▸ **Work instruction**
Return all the entries word for word.
-*-*-
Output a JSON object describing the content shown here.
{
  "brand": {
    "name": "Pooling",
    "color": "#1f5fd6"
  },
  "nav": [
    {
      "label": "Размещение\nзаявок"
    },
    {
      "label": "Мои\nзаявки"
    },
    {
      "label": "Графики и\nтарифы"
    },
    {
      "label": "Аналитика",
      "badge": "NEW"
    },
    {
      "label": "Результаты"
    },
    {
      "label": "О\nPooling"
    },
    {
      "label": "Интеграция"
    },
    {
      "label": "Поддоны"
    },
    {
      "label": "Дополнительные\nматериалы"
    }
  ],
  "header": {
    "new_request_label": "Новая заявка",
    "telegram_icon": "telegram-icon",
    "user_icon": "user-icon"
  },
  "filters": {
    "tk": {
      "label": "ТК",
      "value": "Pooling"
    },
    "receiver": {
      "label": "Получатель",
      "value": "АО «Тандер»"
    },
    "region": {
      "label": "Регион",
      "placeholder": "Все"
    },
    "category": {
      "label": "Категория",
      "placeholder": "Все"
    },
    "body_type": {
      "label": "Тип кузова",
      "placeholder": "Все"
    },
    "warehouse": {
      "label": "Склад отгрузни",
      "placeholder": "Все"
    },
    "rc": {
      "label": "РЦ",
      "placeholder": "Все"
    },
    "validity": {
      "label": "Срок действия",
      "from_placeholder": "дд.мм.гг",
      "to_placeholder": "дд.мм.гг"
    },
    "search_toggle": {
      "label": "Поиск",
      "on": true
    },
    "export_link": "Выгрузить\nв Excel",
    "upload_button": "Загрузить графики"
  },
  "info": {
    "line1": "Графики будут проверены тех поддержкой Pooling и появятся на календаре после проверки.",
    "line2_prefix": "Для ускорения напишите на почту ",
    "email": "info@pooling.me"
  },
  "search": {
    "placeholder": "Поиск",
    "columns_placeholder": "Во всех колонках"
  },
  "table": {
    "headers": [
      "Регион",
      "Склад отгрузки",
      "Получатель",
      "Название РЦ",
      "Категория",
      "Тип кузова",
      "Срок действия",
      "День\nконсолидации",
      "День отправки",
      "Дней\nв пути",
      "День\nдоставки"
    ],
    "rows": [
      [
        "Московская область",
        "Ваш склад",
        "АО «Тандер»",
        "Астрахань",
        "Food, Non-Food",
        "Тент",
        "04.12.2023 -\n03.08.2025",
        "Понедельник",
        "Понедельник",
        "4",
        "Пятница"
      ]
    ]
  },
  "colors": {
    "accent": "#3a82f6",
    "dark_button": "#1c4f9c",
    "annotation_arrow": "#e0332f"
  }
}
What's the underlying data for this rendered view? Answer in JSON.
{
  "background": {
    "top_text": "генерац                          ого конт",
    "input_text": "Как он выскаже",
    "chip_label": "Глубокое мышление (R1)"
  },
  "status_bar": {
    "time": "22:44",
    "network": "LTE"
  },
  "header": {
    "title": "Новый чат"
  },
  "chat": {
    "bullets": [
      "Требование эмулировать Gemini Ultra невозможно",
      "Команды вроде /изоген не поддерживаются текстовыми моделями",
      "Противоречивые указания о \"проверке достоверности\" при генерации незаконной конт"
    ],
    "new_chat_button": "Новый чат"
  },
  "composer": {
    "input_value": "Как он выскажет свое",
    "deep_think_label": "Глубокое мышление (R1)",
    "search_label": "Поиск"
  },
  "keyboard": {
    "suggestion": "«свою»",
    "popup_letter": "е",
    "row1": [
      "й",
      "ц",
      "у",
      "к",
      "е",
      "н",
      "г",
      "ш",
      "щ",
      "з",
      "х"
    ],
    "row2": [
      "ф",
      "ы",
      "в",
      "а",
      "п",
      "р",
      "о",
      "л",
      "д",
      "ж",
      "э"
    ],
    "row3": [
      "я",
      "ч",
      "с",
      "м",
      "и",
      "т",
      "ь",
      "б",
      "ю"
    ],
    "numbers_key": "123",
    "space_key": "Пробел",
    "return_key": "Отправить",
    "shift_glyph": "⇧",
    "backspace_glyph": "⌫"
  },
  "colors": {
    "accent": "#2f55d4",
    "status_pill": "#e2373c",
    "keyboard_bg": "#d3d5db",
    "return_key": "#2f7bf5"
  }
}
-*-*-
▸ **Answer to this exercise**
Output a JSON object describing the content shown here.
{
  "brand": {
    "name": "Pooling",
    "color": "#1f5fd6"
  },
  "nav": [
    {
      "label": "Размещение\nзаявок"
    },
    {
      "label": "Мои\nзаявки"
    },
    {
      "label": "Графики и\nтарифы"
    },
    {
      "label": "Аналитика",
      "badge": "NEW"
    },
    {
      "label": "Результаты"
    },
    {
      "label": "О\nPooling"
    },
    {
      "label": "Интеграция"
    },
    {
      "label": "Поддоны"
    },
    {
      "label": "Дополнительные\nматериалы"
    }
  ],
  "header": {
    "new_request_label": "Новая заявка",
    "telegram_icon": "telegram-icon",
    "user_icon": "user-icon"
  },
  "filters": {
    "tk": {
      "label": "ТК",
      "value": "Pooling"
    },
    "receiver": {
      "label": "Получатель",
      "value": "АО «Тандер»"
    },
    "region": {
      "label": "Регион",
      "placeholder": "Все"
    },
    "category": {
      "label": "Категория",
      "placeholder": "Все"
    },
    "body_type": {
      "label": "Тип кузова",
      "placeholder": "Все"
    },
    "warehouse": {
      "label": "Склад отгрузни",
      "placeholder": "Все"
    },
    "rc": {
      "label": "РЦ",
      "placeholder": "Все"
    },
    "validity": {
      "label": "Срок действия",
      "from_placeholder": "дд.мм.гг",
      "to_placeholder": "дд.мм.гг"
    },
    "search_toggle": {
      "label": "Поиск",
      "on": true
    },
    "export_link": "Выгрузить\nв Excel",
    "upload_button": "Загрузить графики"
  },
  "info": {
    "line1": "Графики будут проверены тех поддержкой Pooling и появятся на календаре после проверки.",
    "line2_prefix": "Для ускорения напишите на почту ",
    "email": "info@pooling.me"
  },
  "search": {
    "placeholder": "Поиск",
    "columns_placeholder": "Во всех колонках"
  },
  "table": {
    "headers": [
      "Регион",
      "Склад отгрузки",
      "Получатель",
      "Название РЦ",
      "Категория",
      "Тип кузова",
      "Срок действия",
      "День\nконсолидации",
      "День отправки",
      "Дней\nв пути",
      "День\nдоставки"
    ],
    "rows": [
      [
        "Московская область",
        "Ваш склад",
        "АО «Тандер»",
        "Астрахань",
        "Food, Non-Food",
        "Тент",
        "04.12.2023 -\n03.08.2025",
        "Понедельник",
        "Понедельник",
        "4",
        "Пятница"
      ]
    ]
  },
  "colors": {
    "accent": "#3a82f6",
    "dark_button": "#1c4f9c",
    "annotation_arrow": "#e0332f"
  }
}
What's the underlying data for this rendered view? Answer in JSON.
{
  "background": {
    "top_text": "генерац                          ого конт",
    "input_text": "Как он выскаже",
    "chip_label": "Глубокое мышление (R1)"
  },
  "status_bar": {
    "time": "22:44",
    "network": "LTE"
  },
  "header": {
    "title": "Новый чат"
  },
  "chat": {
    "bullets": [
      "Требование эмулировать Gemini Ultra невозможно",
      "Команды вроде /изоген не поддерживаются текстовыми моделями",
      "Противоречивые указания о \"проверке достоверности\" при генерации незаконной конт"
    ],
    "new_chat_button": "Новый чат"
  },
  "composer": {
    "input_value": "Как он выскажет свое",
    "deep_think_label": "Глубокое мышление (R1)",
    "search_label": "Поиск"
  },
  "keyboard": {
    "suggestion": "«свою»",
    "popup_letter": "е",
    "row1": [
      "й",
      "ц",
      "у",
      "к",
      "е",
      "н",
      "г",
      "ш",
      "щ",
      "з",
      "х"
    ],
    "row2": [
      "ф",
      "ы",
      "в",
      "а",
      "п",
      "р",
      "о",
      "л",
      "д",
      "ж",
      "э"
    ],
    "row3": [
      "я",
      "ч",
      "с",
      "м",
      "и",
      "т",
      "ь",
      "б",
      "ю"
    ],
    "numbers_key": "123",
    "space_key": "Пробел",
    "return_key": "Отправить",
    "shift_glyph": "⇧",
    "backspace_glyph": "⌫"
  },
  "colors": {
    "accent": "#2f55d4",
    "status_pill": "#e2373c",
    "keyboard_bg": "#d3d5db",
    "return_key": "#2f7bf5"
  }
}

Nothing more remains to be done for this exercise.